KASTE: But Harmsen hopes it won't come to that. He's a plaintiff in one of a handful of lawsuits against the federal ban. They generally accuse the ATF of improperly reversing its earlier rulings, which had allowed bump stocks. They also object to the government effectively confiscating property without compensating the owners. Bump stocks cost about $200. Harmsen's suit was filed by a group called the Gun Owners of America. Lawyer Rob Olson says they're hoping for a preliminary court order that would put the ban on hold and take some of the pressure off people who are trying to decide what to do with their bump stocks.

ROB OLSON: ATF has given 90 days here to either turn in your bump stock or smash it with a hammer and throw it away. And every day that we tick closer to 90 days, the average gun owner, you know, is going to not want to run the risk.

KASTE: About a half-million bump stocks have been sold since 2010, mostly as novelty items. There's no way to know how many of them are still out there or how many have been disposed of. In states that had earlier bans, police say relatively few bumps stocks were ever turned in to them. And as to RW Arms, the company would not do an interview about its countdown sale. But in an email to NPR, it said, quote, "certainly, there are customers who are disappointed with the move to ban bump stocks. However, we do not have any indication as to what they will do should the ban take effect on March 26 as planned.
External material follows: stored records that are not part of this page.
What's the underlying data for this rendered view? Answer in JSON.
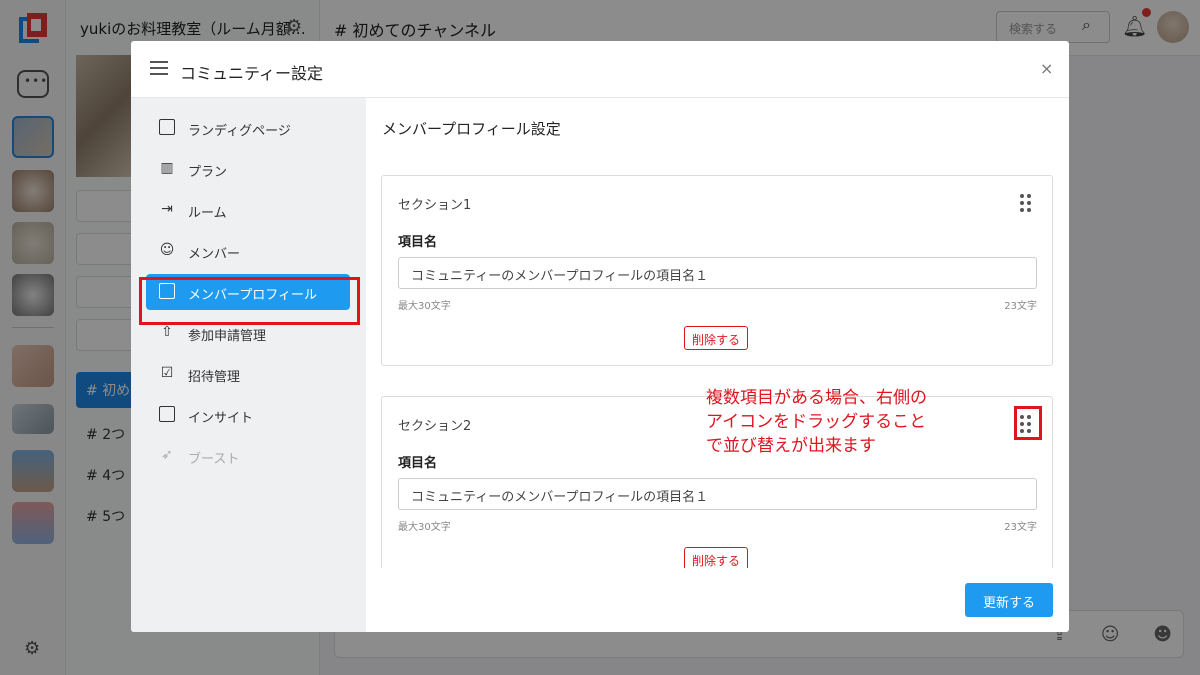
{
  "app": {
    "community_title": "yukiのお料理教室（ルーム月額…",
    "channel_title": "初めてのチャンネル",
    "search_placeholder": "検索する",
    "active_channel": "初め",
    "channels": [
      "2つ",
      "4つ",
      "5つ"
    ]
  },
  "modal": {
    "title": "コミュニティー設定",
    "close": "×",
    "nav": [
      {
        "label": "ランディグページ",
        "icon": "landing-page-icon"
      },
      {
        "label": "プラン",
        "icon": "bar-chart-icon"
      },
      {
        "label": "ルーム",
        "icon": "room-icon"
      },
      {
        "label": "メンバー",
        "icon": "smiley-icon"
      },
      {
        "label": "メンバープロフィール",
        "icon": "profile-icon",
        "active": true
      },
      {
        "label": "参加申請管理",
        "icon": "application-icon"
      },
      {
        "label": "招待管理",
        "icon": "clipboard-icon"
      },
      {
        "label": "インサイト",
        "icon": "insight-icon"
      },
      {
        "label": "ブースト",
        "icon": "rocket-icon",
        "disabled": true
      }
    ],
    "content_title": "メンバープロフィール設定",
    "sections": [
      {
        "name": "セクション1",
        "field_label": "項目名",
        "value": "コミュニティーのメンバープロフィールの項目名１",
        "hint": "最大30文字",
        "count": "23文字",
        "delete_label": "削除する"
      },
      {
        "name": "セクション2",
        "field_label": "項目名",
        "value": "コミュニティーのメンバープロフィールの項目名１",
        "hint": "最大30文字",
        "count": "23文字",
        "delete_label": "削除する"
      }
    ],
    "update_label": "更新する"
  },
  "annotation": {
    "lines": [
      "複数項目がある場合、右側の",
      "アイコンをドラッグすること",
      "で並び替えが出来ます"
    ],
    "color": "#e0141e"
  },
  "colors": {
    "accent": "#1e9bf0",
    "highlight": "#e0141e"
  }
}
RW Arms will fully comply with the law, and we are prepared to direct our customers to do the same" - unquote. Martin Kaste, NPR News. Transcript provided by NPR, Copyright NPR.